* [WHAT IS EXPECTED]
Every record below should be written out exactly; pictures stay out.

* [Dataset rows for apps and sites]

Start of Block

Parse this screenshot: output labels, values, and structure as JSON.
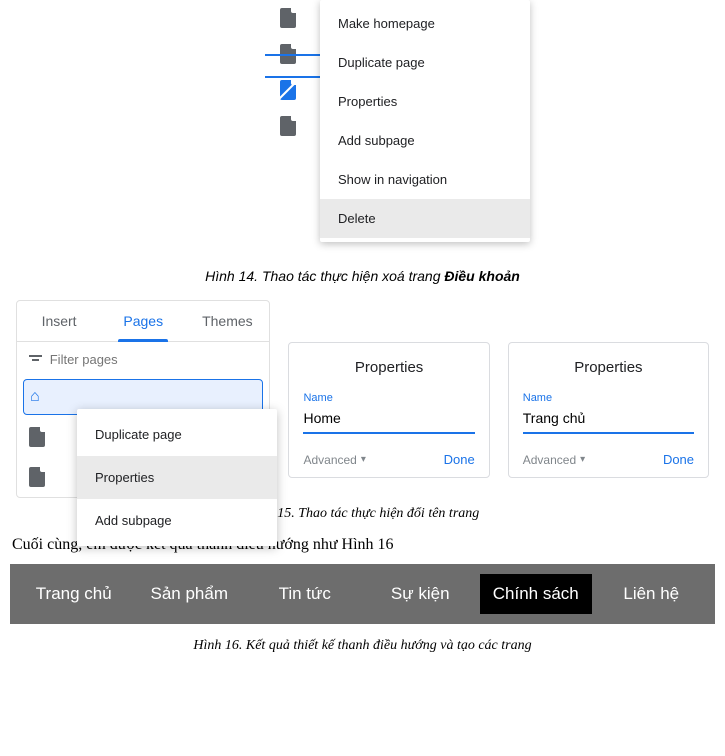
{
  "fig14": {
    "menu": [
      "Make homepage",
      "Duplicate page",
      "Properties",
      "Add subpage",
      "Show in navigation",
      "Delete"
    ],
    "highlighted_index": 5,
    "caption_prefix": "Hình 14. Thao tác thực hiện xoá trang ",
    "caption_strong": "Điều khoản"
  },
  "fig15": {
    "tabs": {
      "insert": "Insert",
      "pages": "Pages",
      "themes": "Themes"
    },
    "filter_placeholder": "Filter pages",
    "submenu": [
      "Duplicate page",
      "Properties",
      "Add subpage"
    ],
    "submenu_highlighted_index": 1,
    "props1": {
      "title": "Properties",
      "name_label": "Name",
      "name_value": "Home",
      "advanced": "Advanced",
      "done": "Done"
    },
    "props2": {
      "title": "Properties",
      "name_label": "Name",
      "name_value": "Trang chủ",
      "advanced": "Advanced",
      "done": "Done"
    },
    "caption": "Hình 15. Thao tác thực hiện đổi tên trang"
  },
  "body_text": "Cuối cùng, em được kết quả thanh điều hướng như Hình 16",
  "navbar": {
    "items": [
      "Trang chủ",
      "Sản phẩm",
      "Tin tức",
      "Sự kiện",
      "Chính sách",
      "Liên hệ"
    ],
    "active_index": 4
  },
  "fig16_caption": "Hình 16. Kết quả thiết kế thanh điều hướng và tạo các trang"
}
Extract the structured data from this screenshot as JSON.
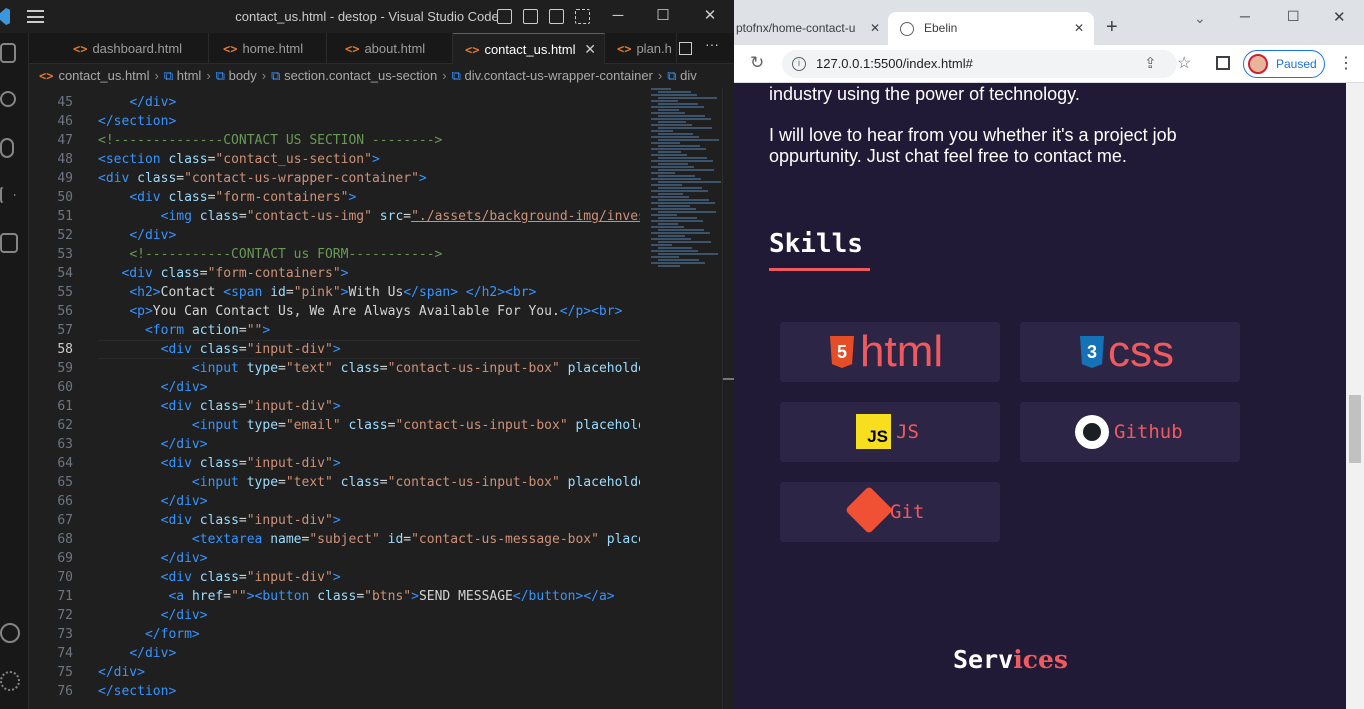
{
  "vscode": {
    "window_title": "contact_us.html - destop - Visual Studio Code",
    "tabs": [
      {
        "label": "dashboard.html"
      },
      {
        "label": "home.html"
      },
      {
        "label": "about.html"
      },
      {
        "label": "contact_us.html"
      },
      {
        "label": "plan.h"
      }
    ],
    "breadcrumb": [
      "contact_us.html",
      "html",
      "body",
      "section.contact_us-section",
      "div.contact-us-wrapper-container",
      "div"
    ],
    "current_line": 58,
    "line_numbers": [
      "45",
      "46",
      "47",
      "48",
      "49",
      "50",
      "51",
      "52",
      "53",
      "54",
      "55",
      "56",
      "57",
      "58",
      "59",
      "60",
      "61",
      "62",
      "63",
      "64",
      "65",
      "66",
      "67",
      "68",
      "69",
      "70",
      "71",
      "72",
      "73",
      "74",
      "75",
      "76"
    ],
    "code": {
      "l45": [
        "    </div>"
      ],
      "l46": "</section>",
      "l47": "<!--------------CONTACT US SECTION -------->",
      "l48_tag": "<section",
      "l48_attr": "class",
      "l48_val": "\"contact_us-section\"",
      "l49_tag": "<div",
      "l49_attr": "class",
      "l49_val": "\"contact-us-wrapper-container\"",
      "l50_tag": "<div",
      "l50_attr": "class",
      "l50_val": "\"form-containers\"",
      "l51_tag": "<img",
      "l51_attr": "class",
      "l51_val": "\"contact-us-img\"",
      "l51_attr2": "src",
      "l51_val2": "\"./assets/background-img/invest",
      "l52": "</div>",
      "l53": "<!-----------CONTACT us FORM----------->",
      "l54_tag": "<div",
      "l54_attr": "class",
      "l54_val": "\"form-containers\"",
      "l55_h2": "<h2>",
      "l55_t1": "Contact ",
      "l55_span": "<span",
      "l55_attr": "id",
      "l55_val": "\"pink\"",
      "l55_t2": "With Us",
      "l55_end": "</span> </h2><br>",
      "l56_p": "<p>",
      "l56_t": "You Can Contact Us, We Are Always Available For You.",
      "l56_end": "</p><br>",
      "l57_tag": "<form",
      "l57_attr": "action",
      "l57_val": "\"\"",
      "l58_tag": "<div",
      "l58_attr": "class",
      "l58_val": "\"input-div\"",
      "l59_tag": "<input",
      "l59_attr": "type",
      "l59_val": "\"text\"",
      "l59_attr2": "class",
      "l59_val2": "\"contact-us-input-box\"",
      "l59_attr3": "placeholder",
      "l60": "</div>",
      "l62_val": "\"email\"",
      "l62_attr3": "placeholde",
      "l68_tag": "<textarea",
      "l68_attr": "name",
      "l68_val": "\"subject\"",
      "l68_attr2": "id",
      "l68_val2": "\"contact-us-message-box\"",
      "l68_attr3": "placeh",
      "l71_a": "<a",
      "l71_attr": "href",
      "l71_val": "\"\"",
      "l71_btn": "<button",
      "l71_val2": "\"btns\"",
      "l71_t": "SEND MESSAGE",
      "l71_end": "</button></a>",
      "l73": "</form>",
      "l75": "</div>",
      "l76": "</section>"
    }
  },
  "browser": {
    "tabs": [
      {
        "label": "ptofnx/home-contact-u"
      },
      {
        "label": "Ebelin"
      }
    ],
    "url": "127.0.0.1:5500/index.html#",
    "profile_label": "Paused",
    "page": {
      "intro_line": "industry using the power of technology.",
      "para": "I will love to hear from you whether it's a project job oppurtunity. Just chat feel free to contact me.",
      "skills_title": "Skills",
      "skills": [
        {
          "label": "html",
          "icon": "html5-icon",
          "icon_text": "5"
        },
        {
          "label": "css",
          "icon": "css3-icon",
          "icon_text": "3"
        },
        {
          "label": "JS",
          "icon": "js-icon",
          "icon_text": "JS"
        },
        {
          "label": "Github",
          "icon": "github-icon"
        },
        {
          "label": "Git",
          "icon": "git-icon"
        }
      ],
      "services_title_a": "Serv",
      "services_title_b": "ices"
    },
    "colors": {
      "accent": "#f05a5e",
      "page_bg": "#211a36",
      "card_bg": "#2d2546"
    }
  }
}
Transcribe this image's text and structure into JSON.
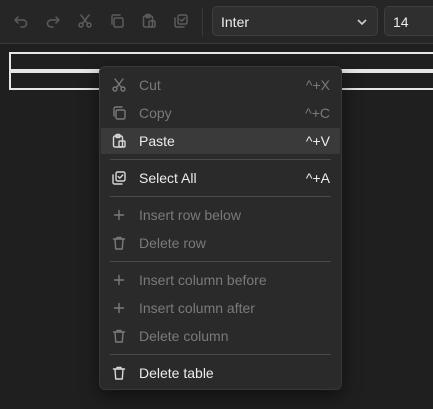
{
  "toolbar": {
    "buttons": [
      {
        "name": "undo-icon"
      },
      {
        "name": "redo-icon"
      },
      {
        "name": "cut-icon"
      },
      {
        "name": "copy-icon"
      },
      {
        "name": "paste-icon"
      },
      {
        "name": "select-all-icon"
      }
    ],
    "font_family": "Inter",
    "font_size": "14"
  },
  "context_menu": {
    "items": [
      {
        "label": "Cut",
        "shortcut": "^+X",
        "icon": "scissors-icon",
        "enabled": false
      },
      {
        "label": "Copy",
        "shortcut": "^+C",
        "icon": "copy-icon",
        "enabled": false
      },
      {
        "label": "Paste",
        "shortcut": "^+V",
        "icon": "paste-icon",
        "enabled": true,
        "highlighted": true
      },
      {
        "label": "Select All",
        "shortcut": "^+A",
        "icon": "select-all-icon",
        "enabled": true
      },
      {
        "label": "Insert row below",
        "shortcut": "",
        "icon": "plus-icon",
        "enabled": false
      },
      {
        "label": "Delete row",
        "shortcut": "",
        "icon": "trash-icon",
        "enabled": false
      },
      {
        "label": "Insert column before",
        "shortcut": "",
        "icon": "plus-icon",
        "enabled": false
      },
      {
        "label": "Insert column after",
        "shortcut": "",
        "icon": "plus-icon",
        "enabled": false
      },
      {
        "label": "Delete column",
        "shortcut": "",
        "icon": "trash-icon",
        "enabled": false
      },
      {
        "label": "Delete table",
        "shortcut": "",
        "icon": "trash-icon",
        "enabled": true
      }
    ]
  },
  "colors": {
    "background": "#1f1f1f",
    "menu_background": "#2a2a2a",
    "highlight": "#3a3a3a",
    "enabled_text": "#ececec",
    "disabled_text": "#7a7a7a"
  }
}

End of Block

* [ANSWER TO THE EXERCISE]
Parse this screenshot: output labels, values, and structure as JSON.
{
  "fig14": {
    "menu": [
      "Make homepage",
      "Duplicate page",
      "Properties",
      "Add subpage",
      "Show in navigation",
      "Delete"
    ],
    "highlighted_index": 5,
    "caption_prefix": "Hình 14. Thao tác thực hiện xoá trang ",
    "caption_strong": "Điều khoản"
  },
  "fig15": {
    "tabs": {
      "insert": "Insert",
      "pages": "Pages",
      "themes": "Themes"
    },
    "filter_placeholder": "Filter pages",
    "submenu": [
      "Duplicate page",
      "Properties",
      "Add subpage"
    ],
    "submenu_highlighted_index": 1,
    "props1": {
      "title": "Properties",
      "name_label": "Name",
      "name_value": "Home",
      "advanced": "Advanced",
      "done": "Done"
    },
    "props2": {
      "title": "Properties",
      "name_label": "Name",
      "name_value": "Trang chủ",
      "advanced": "Advanced",
      "done": "Done"
    },
    "caption": "Hình 15. Thao tác thực hiện đổi tên trang"
  },
  "body_text": "Cuối cùng, em được kết quả thanh điều hướng như Hình 16",
  "navbar": {
    "items": [
      "Trang chủ",
      "Sản phẩm",
      "Tin tức",
      "Sự kiện",
      "Chính sách",
      "Liên hệ"
    ],
    "active_index": 4
  },
  "fig16_caption": "Hình 16. Kết quả thiết kế thanh điều hướng và tạo các trang"
}
Extract the structured data from this screenshot as JSON.
{
  "vscode": {
    "window_title": "contact_us.html - destop - Visual Studio Code",
    "tabs": [
      {
        "label": "dashboard.html"
      },
      {
        "label": "home.html"
      },
      {
        "label": "about.html"
      },
      {
        "label": "contact_us.html"
      },
      {
        "label": "plan.h"
      }
    ],
    "breadcrumb": [
      "contact_us.html",
      "html",
      "body",
      "section.contact_us-section",
      "div.contact-us-wrapper-container",
      "div"
    ],
    "current_line": 58,
    "line_numbers": [
      "45",
      "46",
      "47",
      "48",
      "49",
      "50",
      "51",
      "52",
      "53",
      "54",
      "55",
      "56",
      "57",
      "58",
      "59",
      "60",
      "61",
      "62",
      "63",
      "64",
      "65",
      "66",
      "67",
      "68",
      "69",
      "70",
      "71",
      "72",
      "73",
      "74",
      "75",
      "76"
    ],
    "code": {
      "l45": [
        "    </div>"
      ],
      "l46": "</section>",
      "l47": "<!--------------CONTACT US SECTION -------->",
      "l48_tag": "<section",
      "l48_attr": "class",
      "l48_val": "\"contact_us-section\"",
      "l49_tag": "<div",
      "l49_attr": "class",
      "l49_val": "\"contact-us-wrapper-container\"",
      "l50_tag": "<div",
      "l50_attr": "class",
      "l50_val": "\"form-containers\"",
      "l51_tag": "<img",
      "l51_attr": "class",
      "l51_val": "\"contact-us-img\"",
      "l51_attr2": "src",
      "l51_val2": "\"./assets/background-img/invest",
      "l52": "</div>",
      "l53": "<!-----------CONTACT us FORM----------->",
      "l54_tag": "<div",
      "l54_attr": "class",
      "l54_val": "\"form-containers\"",
      "l55_h2": "<h2>",
      "l55_t1": "Contact ",
      "l55_span": "<span",
      "l55_attr": "id",
      "l55_val": "\"pink\"",
      "l55_t2": "With Us",
      "l55_end": "</span> </h2><br>",
      "l56_p": "<p>",
      "l56_t": "You Can Contact Us, We Are Always Available For You.",
      "l56_end": "</p><br>",
      "l57_tag": "<form",
      "l57_attr": "action",
      "l57_val": "\"\"",
      "l58_tag": "<div",
      "l58_attr": "class",
      "l58_val": "\"input-div\"",
      "l59_tag": "<input",
      "l59_attr": "type",
      "l59_val": "\"text\"",
      "l59_attr2": "class",
      "l59_val2": "\"contact-us-input-box\"",
      "l59_attr3": "placeholder",
      "l60": "</div>",
      "l62_val": "\"email\"",
      "l62_attr3": "placeholde",
      "l68_tag": "<textarea",
      "l68_attr": "name",
      "l68_val": "\"subject\"",
      "l68_attr2": "id",
      "l68_val2": "\"contact-us-message-box\"",
      "l68_attr3": "placeh",
      "l71_a": "<a",
      "l71_attr": "href",
      "l71_val": "\"\"",
      "l71_btn": "<button",
      "l71_val2": "\"btns\"",
      "l71_t": "SEND MESSAGE",
      "l71_end": "</button></a>",
      "l73": "</form>",
      "l75": "</div>",
      "l76": "</section>"
    }
  },
  "browser": {
    "tabs": [
      {
        "label": "ptofnx/home-contact-u"
      },
      {
        "label": "Ebelin"
      }
    ],
    "url": "127.0.0.1:5500/index.html#",
    "profile_label": "Paused",
    "page": {
      "intro_line": "industry using the power of technology.",
      "para": "I will love to hear from you whether it's a project job oppurtunity. Just chat feel free to contact me.",
      "skills_title": "Skills",
      "skills": [
        {
          "label": "html",
          "icon": "html5-icon",
          "icon_text": "5"
        },
        {
          "label": "css",
          "icon": "css3-icon",
          "icon_text": "3"
        },
        {
          "label": "JS",
          "icon": "js-icon",
          "icon_text": "JS"
        },
        {
          "label": "Github",
          "icon": "github-icon"
        },
        {
          "label": "Git",
          "icon": "git-icon"
        }
      ],
      "services_title_a": "Serv",
      "services_title_b": "ices"
    },
    "colors": {
      "accent": "#f05a5e",
      "page_bg": "#211a36",
      "card_bg": "#2d2546"
    }
  }
}
Transcribe this image's text and structure into JSON.
{
  "toolbar": {
    "buttons": [
      {
        "name": "undo-icon"
      },
      {
        "name": "redo-icon"
      },
      {
        "name": "cut-icon"
      },
      {
        "name": "copy-icon"
      },
      {
        "name": "paste-icon"
      },
      {
        "name": "select-all-icon"
      }
    ],
    "font_family": "Inter",
    "font_size": "14"
  },
  "context_menu": {
    "items": [
      {
        "label": "Cut",
        "shortcut": "^+X",
        "icon": "scissors-icon",
        "enabled": false
      },
      {
        "label": "Copy",
        "shortcut": "^+C",
        "icon": "copy-icon",
        "enabled": false
      },
      {
        "label": "Paste",
        "shortcut": "^+V",
        "icon": "paste-icon",
        "enabled": true,
        "highlighted": true
      },
      {
        "label": "Select All",
        "shortcut": "^+A",
        "icon": "select-all-icon",
        "enabled": true
      },
      {
        "label": "Insert row below",
        "shortcut": "",
        "icon": "plus-icon",
        "enabled": false
      },
      {
        "label": "Delete row",
        "shortcut": "",
        "icon": "trash-icon",
        "enabled": false
      },
      {
        "label": "Insert column before",
        "shortcut": "",
        "icon": "plus-icon",
        "enabled": false
      },
      {
        "label": "Insert column after",
        "shortcut": "",
        "icon": "plus-icon",
        "enabled": false
      },
      {
        "label": "Delete column",
        "shortcut": "",
        "icon": "trash-icon",
        "enabled": false
      },
      {
        "label": "Delete table",
        "shortcut": "",
        "icon": "trash-icon",
        "enabled": true
      }
    ]
  },
  "colors": {
    "background": "#1f1f1f",
    "menu_background": "#2a2a2a",
    "highlight": "#3a3a3a",
    "enabled_text": "#ececec",
    "disabled_text": "#7a7a7a"
  }
}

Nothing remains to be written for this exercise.